The New Breed of Entrepreneurial Philanthropy

Facebook's Mark Zuckerberg

Facebook’s Mark Zuckerberg

Entrepreneurs like Bill Gates waited until his business enterprises were well-established before committing to philanthropic initiatives. But these days, businessmen are giving to charities while they are building their companies, and four of the top ten most generous entrepreneurs employ “Genius Characteristics” to pay it forward. Most of them work in Bay Area tech.

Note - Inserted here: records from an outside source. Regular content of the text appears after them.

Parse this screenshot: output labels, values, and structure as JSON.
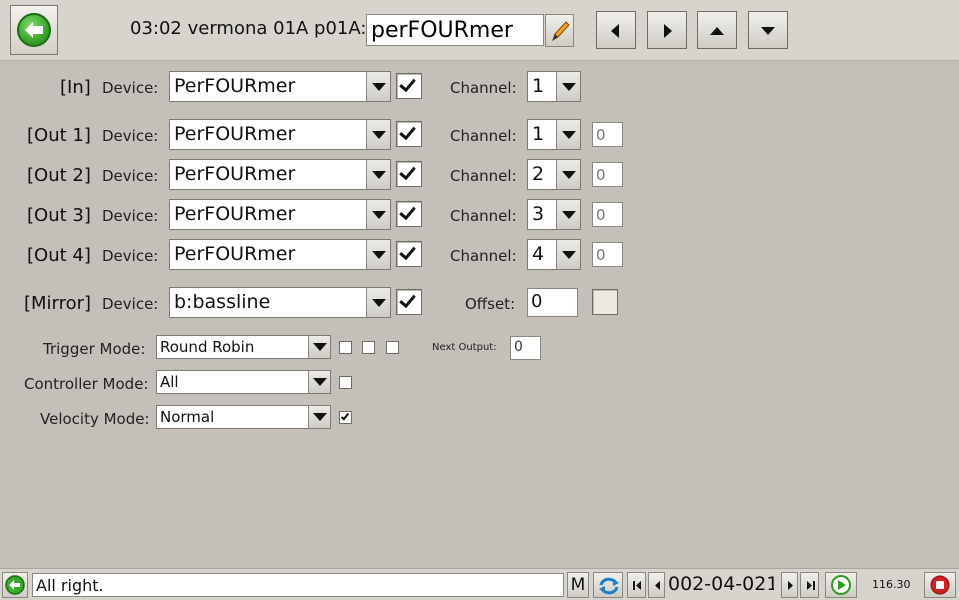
{
  "header": {
    "title": "03:02 vermona 01A p01A:",
    "name_value": "perFOURmer",
    "buttons": [
      "back-icon",
      "pencil-icon",
      "arrow-left-icon",
      "arrow-right-icon",
      "arrow-up-icon",
      "arrow-down-icon"
    ]
  },
  "labels": {
    "device": "Device:",
    "channel": "Channel:",
    "offset": "Offset:",
    "trigger_mode": "Trigger Mode:",
    "controller_mode": "Controller Mode:",
    "velocity_mode": "Velocity Mode:",
    "next_output": "Next Output:"
  },
  "rows": {
    "in": {
      "label": "[In]",
      "device": "PerFOURmer",
      "enabled": true,
      "channel": "1"
    },
    "out1": {
      "label": "[Out 1]",
      "device": "PerFOURmer",
      "enabled": true,
      "channel": "1",
      "transpose": "0"
    },
    "out2": {
      "label": "[Out 2]",
      "device": "PerFOURmer",
      "enabled": true,
      "channel": "2",
      "transpose": "0"
    },
    "out3": {
      "label": "[Out 3]",
      "device": "PerFOURmer",
      "enabled": true,
      "channel": "3",
      "transpose": "0"
    },
    "out4": {
      "label": "[Out 4]",
      "device": "PerFOURmer",
      "enabled": true,
      "channel": "4",
      "transpose": "0"
    },
    "mirror": {
      "label": "[Mirror]",
      "device": "b:bassline",
      "enabled": true,
      "offset": "0",
      "offset_enabled": false
    }
  },
  "modes": {
    "trigger": {
      "value": "Round Robin",
      "checks": [
        false,
        false,
        false
      ],
      "next_output": "0"
    },
    "controller": {
      "value": "All",
      "check": false
    },
    "velocity": {
      "value": "Normal",
      "check": true
    }
  },
  "status": {
    "message": "All right.",
    "m_label": "M",
    "position": "002-04-021",
    "tempo": "116.30",
    "icons": [
      "back-icon",
      "sync-icon",
      "skip-start-icon",
      "step-back-icon",
      "step-forward-icon",
      "skip-end-icon",
      "play-icon",
      "stop-icon"
    ]
  },
  "colors": {
    "background": "#c4c0b9",
    "play": "#2f9a22",
    "stop": "#d02020"
  }
}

Last year, both WhatsApp entrepreneur Jan Kuom and GoPro CEO Nicholas Woodman individually donated at least $500 million worth of stock to Silicon Valley Community Foundation. There is a new class of philanthropists, who aren’t waiting to be firmly established and retired from their businesses, they are factoring charity into the infrastructure of their companies. These new philanthropists are smart, actively interested in their charities, and are all nearly much younger than their predecessors.

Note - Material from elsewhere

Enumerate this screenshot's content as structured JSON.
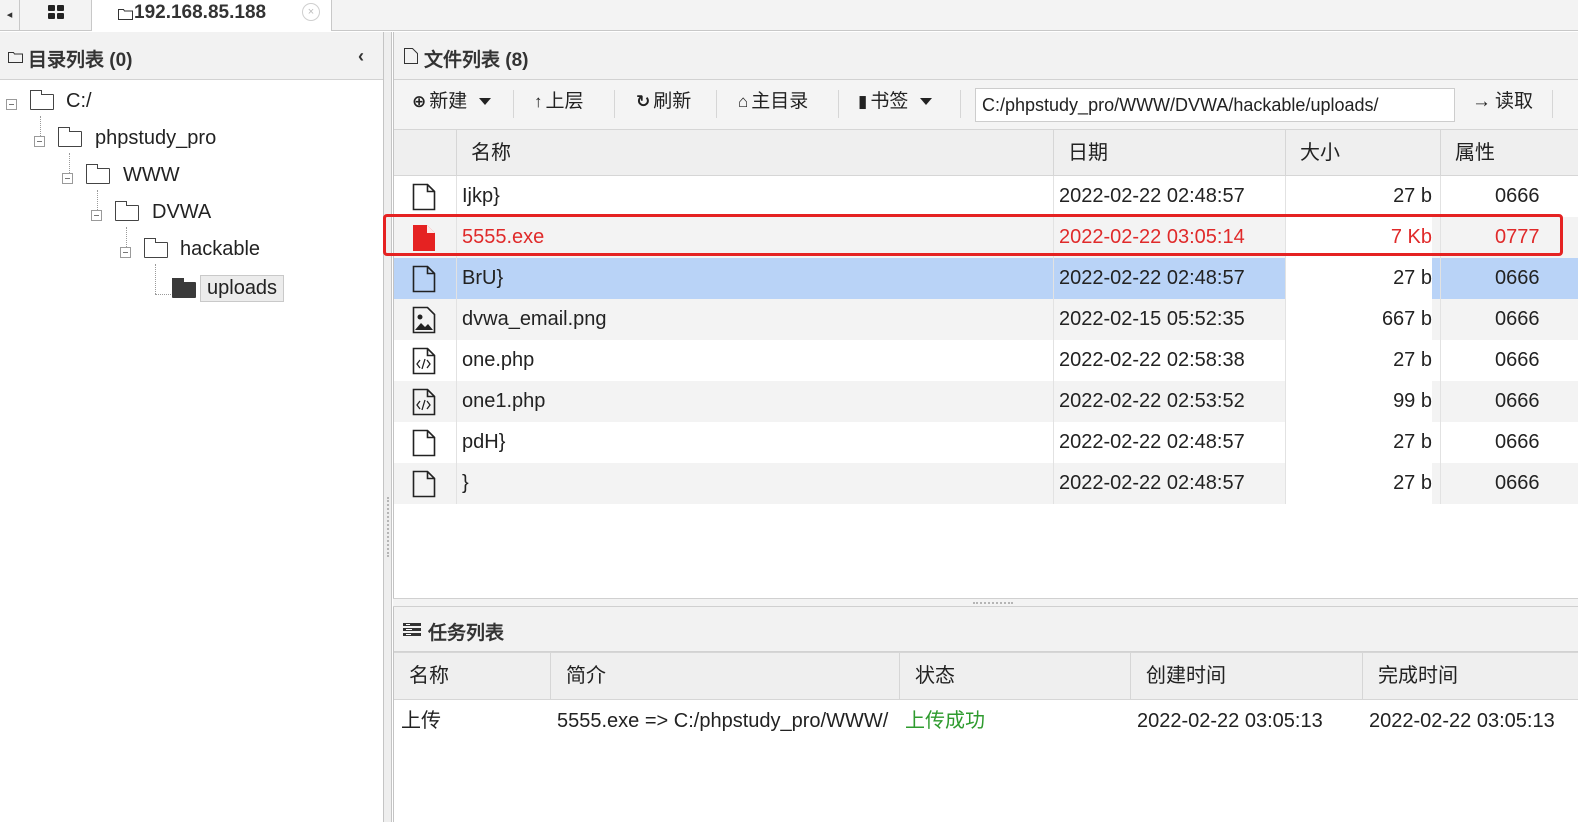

Said Emmett Carson, Executive Director of the Silicon Valley Community Foundation, “They want to understand the how, the why. That is a new and higher level of involvement than a lot of nonprofits are used to from donors who traditionally write a check and say, ‘See me in a year and tell me how you did.’ ”

Others on this current trend of giving include entrepreneurs from Google (co-founder Sergey Brin), Salesforce (Marc Benioff) and Facebook (Mark Zuckerberg), in the amount of hundreds of millions of dollars at a time, though this new attitude towards extensive contributions does have its critics. Many of the tech giants are donating money overseas, not back to the Bay Area which has developing housing crises. Some think these large sums of money should be kept in the “backyards” of those donating.

But there is good news. As these savvy patrons become more involved with where their contributions go, they are creating a shift of how future generations think about giving back and using their examples as persuasion.

Emmett Carson said, “These are people who are going to take their knowledge of technology and social media, and blend that with core problems, and come up with new ways of thinking about problems and new ways of advancing solutions that we can scarcely think of.”

 

Posted in Bob Duggan, Philanthropy and tagged , , .